Google has been recently testing an online photo storage and album service: Picasa Web Albums. While it’s still no Flickr, its integration with Picasa is a killer feature and Yahoo/Flickr should take notice. I expect it will eventually integrate with Google Maps/Earth for geotagging, and Checkout for selling your photos, among other Google services. Once Picasa Web is out of beta there really shouldn’t be any reason for Picasa users to keep using Flickr. We all know how long Google’s betas last, so there’s still time for Yahoo to catch-up, but the ball is certainly flying out of the stadium.

Comment in you have any suggestions on which software Yahoo should buy.

Google Media

Google Media
How Google will change the way you experience music, television and media in general.

Google, Google, everywhere

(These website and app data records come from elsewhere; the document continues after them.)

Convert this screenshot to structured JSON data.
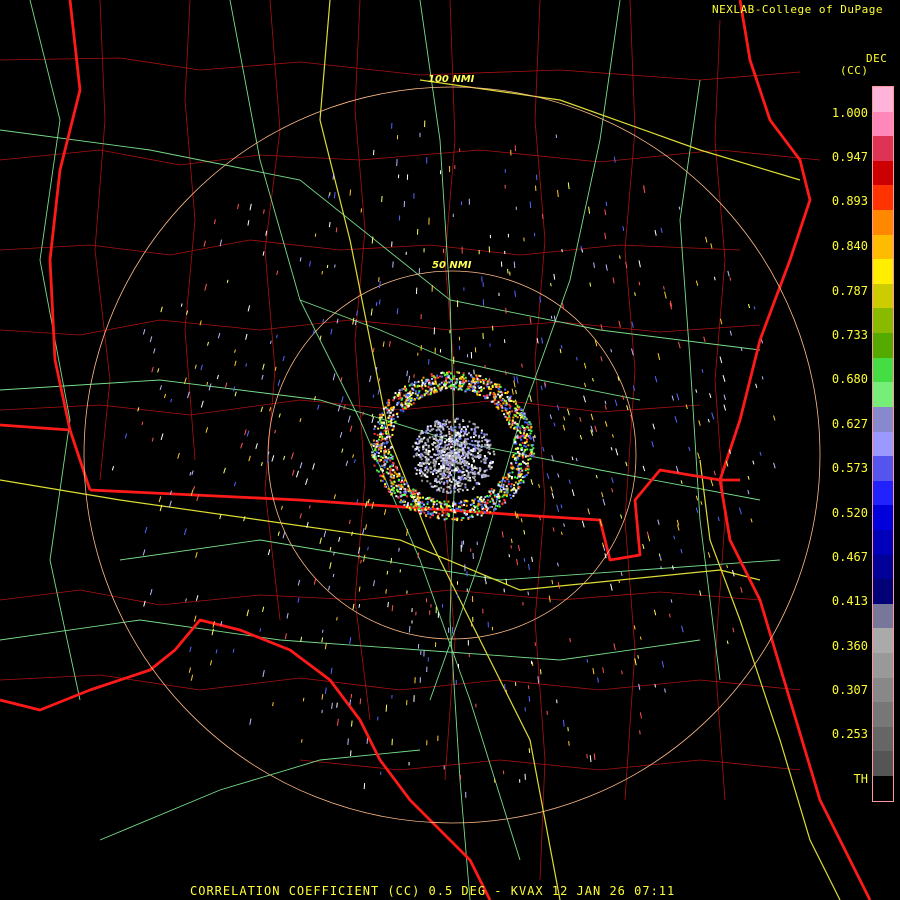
{
  "credit": "NEXLAB-College of DuPage",
  "footer": "CORRELATION COEFFICIENT (CC) 0.5 DEG - KVAX 12 JAN 26 07:11",
  "legend": {
    "title_line1": "DEC",
    "title_line2": "(CC)",
    "ticks": [
      "1.000",
      "0.947",
      "0.893",
      "0.840",
      "0.787",
      "0.733",
      "0.680",
      "0.627",
      "0.573",
      "0.520",
      "0.467",
      "0.413",
      "0.360",
      "0.307",
      "0.253",
      "TH"
    ],
    "colors": [
      "#ffb3d9",
      "#ff88bb",
      "#dd3355",
      "#cc0000",
      "#ff3300",
      "#ff8800",
      "#ffbb00",
      "#ffee00",
      "#cccc00",
      "#88bb00",
      "#55aa00",
      "#44dd44",
      "#77ee77",
      "#8888cc",
      "#9999ff",
      "#5555ee",
      "#2222ff",
      "#0000dd",
      "#0000bb",
      "#000099",
      "#000077",
      "#777799",
      "#aaaaaa",
      "#999999",
      "#888888",
      "#777777",
      "#666666",
      "#555555",
      "#000000"
    ]
  },
  "range_rings": {
    "ring_100": "100 NMI",
    "ring_50": "50 NMI"
  }
}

It seems you can find Google just about anywhere these days. Internet search? Check. Satellite mapping? Check. Photos? Check. Online shopping? Check and check. Advertising? Check. Web analytics? Check. Finance? Check. Video? Check. Music and television? Err, not yet, but the battle plans have been drawn.

Google has been quietly getting ready to bring the power of its brand and technology to the way you experience music, television and media in general. A simple search through Google’s job boards will display several openings for programmers, technicians and project managers for their video-on-demand, set-top box and media integration projects.

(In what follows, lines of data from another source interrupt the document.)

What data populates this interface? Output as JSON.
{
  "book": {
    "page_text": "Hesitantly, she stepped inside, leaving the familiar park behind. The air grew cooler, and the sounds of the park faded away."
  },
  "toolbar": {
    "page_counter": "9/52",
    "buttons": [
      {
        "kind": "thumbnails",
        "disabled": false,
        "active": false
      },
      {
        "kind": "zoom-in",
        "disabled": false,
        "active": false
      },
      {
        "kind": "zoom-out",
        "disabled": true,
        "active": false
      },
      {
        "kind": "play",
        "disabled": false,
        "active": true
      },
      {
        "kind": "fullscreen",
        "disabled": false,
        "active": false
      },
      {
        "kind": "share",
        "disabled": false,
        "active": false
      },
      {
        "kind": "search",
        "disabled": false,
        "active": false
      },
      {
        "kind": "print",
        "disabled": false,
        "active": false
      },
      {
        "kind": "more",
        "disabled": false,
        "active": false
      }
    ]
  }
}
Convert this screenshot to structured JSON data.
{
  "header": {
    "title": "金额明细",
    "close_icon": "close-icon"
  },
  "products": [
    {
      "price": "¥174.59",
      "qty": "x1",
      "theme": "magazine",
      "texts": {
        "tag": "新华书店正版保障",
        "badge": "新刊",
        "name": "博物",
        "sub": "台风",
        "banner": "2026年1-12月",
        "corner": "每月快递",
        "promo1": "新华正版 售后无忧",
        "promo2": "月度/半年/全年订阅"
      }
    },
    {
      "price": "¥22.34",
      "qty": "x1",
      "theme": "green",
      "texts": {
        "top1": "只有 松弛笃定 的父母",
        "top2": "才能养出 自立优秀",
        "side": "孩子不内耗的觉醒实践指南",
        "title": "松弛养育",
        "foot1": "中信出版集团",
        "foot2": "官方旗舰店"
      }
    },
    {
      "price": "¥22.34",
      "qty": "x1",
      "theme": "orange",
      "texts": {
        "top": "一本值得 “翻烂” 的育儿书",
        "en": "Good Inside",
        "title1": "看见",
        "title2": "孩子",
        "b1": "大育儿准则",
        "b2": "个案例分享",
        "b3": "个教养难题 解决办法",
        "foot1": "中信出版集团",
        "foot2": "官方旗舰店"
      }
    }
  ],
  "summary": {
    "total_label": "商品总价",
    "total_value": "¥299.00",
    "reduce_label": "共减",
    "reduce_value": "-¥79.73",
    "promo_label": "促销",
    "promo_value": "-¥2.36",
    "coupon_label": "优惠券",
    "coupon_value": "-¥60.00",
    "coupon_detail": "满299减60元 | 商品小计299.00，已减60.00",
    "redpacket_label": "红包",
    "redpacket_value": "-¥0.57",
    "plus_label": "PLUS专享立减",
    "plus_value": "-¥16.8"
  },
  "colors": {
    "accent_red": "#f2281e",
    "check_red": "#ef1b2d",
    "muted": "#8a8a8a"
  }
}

From the web to your television

Google has the equipment and expertise necessary to set up a massive media distribution and tracking network, integrated into their existing search and advertising technologies.

With the release of Google Finance, Google has unveiled a simple, information-rich interface that readily lends itself to other areas, such as music and television. Imagine having all of your favorite show’s news, postings, ratings, reviews and episode guides at your fingertips. Create your very own programming guide, including not only your favorite shows, movies and music but also, why not, your favorite ads. Quickly vote on your favorite shows, buy merchandise and share your opinion with other viewers. It’s all possible in Google’s universe.

I’ve made a simple mock-up of what Google’s TV dashboard could look like (click on the image to open the full-sized, commented drawing on Flickr):

Google TV (clip 150KB)

This dashboard would give the user access to the whole Google Media experience. News about the current show (via Google News), recording (via Google PVR – someday), user comments (via Google Groups), slideshows (via Picasa), scheduling (via Google Calendar), etc. Everything about your favorite shows at your fingertips.

Google is also making inroads into the set-top box business, hoping to bring television straight into your television (whether it’s in your living room or your mobile phone). With the right connections into your home, Google could use their massive disk arrays to create a huge, universal digital video recorder, giving you access to every show on television (or at least to those shows the local networks allow you to watch). There would be no need to be home in time for a show or to remember to schedule your video recorder… they’d all be online, waiting for the correct password or payment to send it your way.

Bringing it all together

There are still some areas where Google lacks the experience to properly pull this off, but they seem to be hard at work at filling most of these voids.

Searching within video and music files (allowing you to search for particular dialogue, images or sounds within audio and video files) and online transactions (allowing you to pay or get paid for buying or experiencing content) are some of the areas Google has been actively working on (though some argue that search within compressed media files is not possible). Others, such as ratings analysis (necessary for tracking a show’s popularity and establishing value) should readily evolve from Google’s vast experience with search result placement and web analytics.

If successful, Google will offer the viewer an integral, enjoyable and information-rich media experience. Hey, they may even get you to watch the commercials. Not bad for a newcomer.

UPDATE: This article was updated on September 28, 2006 to include the Google Dashboard graphics, which hadn’t been uploaded to the server when the original article was published.